▶ _Task to carry out_: Lines holding the string "this" are the ones to copy; find them all in the data.

-- -- --

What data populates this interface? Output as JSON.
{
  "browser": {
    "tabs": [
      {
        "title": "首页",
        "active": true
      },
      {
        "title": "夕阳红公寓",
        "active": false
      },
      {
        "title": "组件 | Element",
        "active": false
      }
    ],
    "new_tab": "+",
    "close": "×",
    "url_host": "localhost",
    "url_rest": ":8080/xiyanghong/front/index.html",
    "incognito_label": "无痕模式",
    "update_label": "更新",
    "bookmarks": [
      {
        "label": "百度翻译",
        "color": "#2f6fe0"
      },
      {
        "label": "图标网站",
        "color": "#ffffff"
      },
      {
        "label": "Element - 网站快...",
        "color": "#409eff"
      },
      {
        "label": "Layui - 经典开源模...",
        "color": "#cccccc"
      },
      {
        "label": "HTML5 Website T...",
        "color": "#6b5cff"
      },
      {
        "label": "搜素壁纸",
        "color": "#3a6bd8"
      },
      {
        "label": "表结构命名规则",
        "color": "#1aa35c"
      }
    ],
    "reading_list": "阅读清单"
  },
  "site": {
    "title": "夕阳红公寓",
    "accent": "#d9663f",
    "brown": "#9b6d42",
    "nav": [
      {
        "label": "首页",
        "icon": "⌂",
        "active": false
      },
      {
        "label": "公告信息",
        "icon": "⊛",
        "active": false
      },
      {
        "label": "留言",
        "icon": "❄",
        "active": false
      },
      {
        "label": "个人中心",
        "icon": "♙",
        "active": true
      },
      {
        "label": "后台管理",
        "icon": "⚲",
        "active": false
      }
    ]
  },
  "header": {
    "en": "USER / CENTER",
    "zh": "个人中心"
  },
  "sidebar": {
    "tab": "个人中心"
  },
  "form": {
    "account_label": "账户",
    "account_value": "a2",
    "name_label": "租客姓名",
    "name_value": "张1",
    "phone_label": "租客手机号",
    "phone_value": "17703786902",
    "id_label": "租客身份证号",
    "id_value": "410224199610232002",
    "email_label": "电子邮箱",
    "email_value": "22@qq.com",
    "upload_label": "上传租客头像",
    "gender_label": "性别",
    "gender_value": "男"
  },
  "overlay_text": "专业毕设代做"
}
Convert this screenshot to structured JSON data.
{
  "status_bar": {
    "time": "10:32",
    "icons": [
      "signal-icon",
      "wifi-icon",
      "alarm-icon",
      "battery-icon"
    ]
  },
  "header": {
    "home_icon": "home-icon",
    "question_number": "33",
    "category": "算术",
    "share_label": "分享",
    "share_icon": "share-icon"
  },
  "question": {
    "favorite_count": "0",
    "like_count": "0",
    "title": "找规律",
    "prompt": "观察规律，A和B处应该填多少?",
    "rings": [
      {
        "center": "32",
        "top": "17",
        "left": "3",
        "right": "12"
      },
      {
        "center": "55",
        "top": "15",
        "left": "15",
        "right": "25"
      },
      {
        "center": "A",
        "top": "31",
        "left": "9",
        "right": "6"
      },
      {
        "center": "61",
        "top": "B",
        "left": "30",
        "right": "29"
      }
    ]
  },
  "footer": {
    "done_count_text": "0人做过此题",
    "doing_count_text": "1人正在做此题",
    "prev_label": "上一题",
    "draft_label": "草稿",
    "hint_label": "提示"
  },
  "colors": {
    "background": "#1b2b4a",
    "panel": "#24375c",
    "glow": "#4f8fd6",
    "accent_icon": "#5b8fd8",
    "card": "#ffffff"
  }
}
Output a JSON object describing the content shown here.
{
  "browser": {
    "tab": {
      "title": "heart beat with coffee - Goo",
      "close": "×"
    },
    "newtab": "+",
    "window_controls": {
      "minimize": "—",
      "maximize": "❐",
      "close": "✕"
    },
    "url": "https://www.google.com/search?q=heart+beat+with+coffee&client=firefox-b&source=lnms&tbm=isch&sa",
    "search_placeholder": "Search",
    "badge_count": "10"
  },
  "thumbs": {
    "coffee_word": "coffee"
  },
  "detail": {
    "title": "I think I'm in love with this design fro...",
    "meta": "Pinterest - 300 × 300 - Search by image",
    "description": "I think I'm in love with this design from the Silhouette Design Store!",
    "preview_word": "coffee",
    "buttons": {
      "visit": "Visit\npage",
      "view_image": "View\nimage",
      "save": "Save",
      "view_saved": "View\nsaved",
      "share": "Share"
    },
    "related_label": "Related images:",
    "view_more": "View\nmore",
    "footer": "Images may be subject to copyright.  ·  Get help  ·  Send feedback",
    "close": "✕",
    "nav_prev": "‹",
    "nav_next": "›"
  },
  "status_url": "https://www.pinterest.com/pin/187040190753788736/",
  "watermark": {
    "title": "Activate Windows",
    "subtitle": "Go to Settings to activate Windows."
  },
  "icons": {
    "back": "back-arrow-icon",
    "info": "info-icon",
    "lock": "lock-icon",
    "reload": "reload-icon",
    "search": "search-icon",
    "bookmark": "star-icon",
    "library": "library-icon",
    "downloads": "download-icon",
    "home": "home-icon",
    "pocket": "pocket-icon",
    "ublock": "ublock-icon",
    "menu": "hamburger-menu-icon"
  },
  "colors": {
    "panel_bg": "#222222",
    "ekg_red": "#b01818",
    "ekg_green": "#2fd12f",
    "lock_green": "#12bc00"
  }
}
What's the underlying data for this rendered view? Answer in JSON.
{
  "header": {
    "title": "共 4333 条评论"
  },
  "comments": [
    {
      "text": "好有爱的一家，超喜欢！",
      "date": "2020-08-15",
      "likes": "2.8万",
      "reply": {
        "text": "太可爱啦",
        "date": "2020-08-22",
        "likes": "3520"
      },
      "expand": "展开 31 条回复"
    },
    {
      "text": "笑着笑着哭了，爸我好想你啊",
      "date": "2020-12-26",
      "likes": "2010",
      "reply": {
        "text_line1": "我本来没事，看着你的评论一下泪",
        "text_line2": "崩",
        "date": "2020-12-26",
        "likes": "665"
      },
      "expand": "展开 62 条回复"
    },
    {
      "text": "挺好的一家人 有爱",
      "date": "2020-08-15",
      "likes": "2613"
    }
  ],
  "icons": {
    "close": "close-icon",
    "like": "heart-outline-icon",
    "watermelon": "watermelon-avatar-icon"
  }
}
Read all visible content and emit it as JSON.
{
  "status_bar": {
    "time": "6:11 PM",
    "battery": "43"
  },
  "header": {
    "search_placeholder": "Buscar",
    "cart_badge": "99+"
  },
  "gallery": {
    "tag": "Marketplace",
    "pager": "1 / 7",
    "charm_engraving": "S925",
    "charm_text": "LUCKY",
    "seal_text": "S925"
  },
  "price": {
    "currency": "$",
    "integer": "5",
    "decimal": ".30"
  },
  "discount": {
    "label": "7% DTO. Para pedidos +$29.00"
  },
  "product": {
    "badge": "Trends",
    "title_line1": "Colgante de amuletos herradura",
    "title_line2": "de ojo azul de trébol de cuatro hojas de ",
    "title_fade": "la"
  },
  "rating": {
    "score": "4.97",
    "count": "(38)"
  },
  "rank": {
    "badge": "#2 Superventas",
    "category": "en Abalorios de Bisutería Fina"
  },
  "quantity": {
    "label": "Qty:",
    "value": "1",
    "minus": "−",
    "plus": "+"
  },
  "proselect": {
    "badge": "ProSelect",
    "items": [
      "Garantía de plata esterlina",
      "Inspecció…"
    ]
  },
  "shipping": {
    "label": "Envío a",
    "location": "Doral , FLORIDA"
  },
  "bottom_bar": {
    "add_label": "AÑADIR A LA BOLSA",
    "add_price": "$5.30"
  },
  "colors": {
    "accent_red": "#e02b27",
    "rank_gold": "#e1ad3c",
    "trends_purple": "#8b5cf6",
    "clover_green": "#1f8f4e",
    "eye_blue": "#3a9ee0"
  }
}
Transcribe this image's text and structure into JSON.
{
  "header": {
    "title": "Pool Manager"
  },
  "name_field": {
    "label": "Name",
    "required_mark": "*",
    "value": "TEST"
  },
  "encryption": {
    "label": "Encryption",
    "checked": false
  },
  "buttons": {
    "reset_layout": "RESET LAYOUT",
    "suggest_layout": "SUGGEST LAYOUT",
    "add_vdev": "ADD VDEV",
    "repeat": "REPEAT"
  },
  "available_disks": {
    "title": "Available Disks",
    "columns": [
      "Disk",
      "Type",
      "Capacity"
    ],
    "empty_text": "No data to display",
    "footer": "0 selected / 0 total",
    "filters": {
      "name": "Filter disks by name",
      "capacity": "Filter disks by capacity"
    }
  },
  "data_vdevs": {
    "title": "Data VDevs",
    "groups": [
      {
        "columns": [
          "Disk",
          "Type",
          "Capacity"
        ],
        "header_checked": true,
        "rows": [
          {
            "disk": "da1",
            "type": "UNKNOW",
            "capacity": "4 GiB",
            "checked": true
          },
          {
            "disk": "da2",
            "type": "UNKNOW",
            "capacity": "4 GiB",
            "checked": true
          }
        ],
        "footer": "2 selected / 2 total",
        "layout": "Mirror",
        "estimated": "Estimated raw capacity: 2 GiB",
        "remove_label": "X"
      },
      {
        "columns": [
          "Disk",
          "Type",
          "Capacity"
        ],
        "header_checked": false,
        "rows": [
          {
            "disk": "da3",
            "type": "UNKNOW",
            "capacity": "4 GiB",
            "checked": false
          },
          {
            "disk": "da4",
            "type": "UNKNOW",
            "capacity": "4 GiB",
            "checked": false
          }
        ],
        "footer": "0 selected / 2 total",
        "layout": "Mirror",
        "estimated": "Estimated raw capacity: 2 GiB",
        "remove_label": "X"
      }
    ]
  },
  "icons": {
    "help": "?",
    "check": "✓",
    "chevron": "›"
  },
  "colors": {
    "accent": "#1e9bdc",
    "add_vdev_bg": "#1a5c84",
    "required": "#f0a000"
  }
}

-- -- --

▶ _Task answer_:
What data populates this interface? Output as JSON.
Convert this screenshot to structured JSON data.
    "title": "I think I'm in love with this design fro...",
    "description": "I think I'm in love with this design from the Silhouette Design Store!",
What's the underlying data for this rendered view? Answer in JSON.
Transcribe this image's text and structure into JSON.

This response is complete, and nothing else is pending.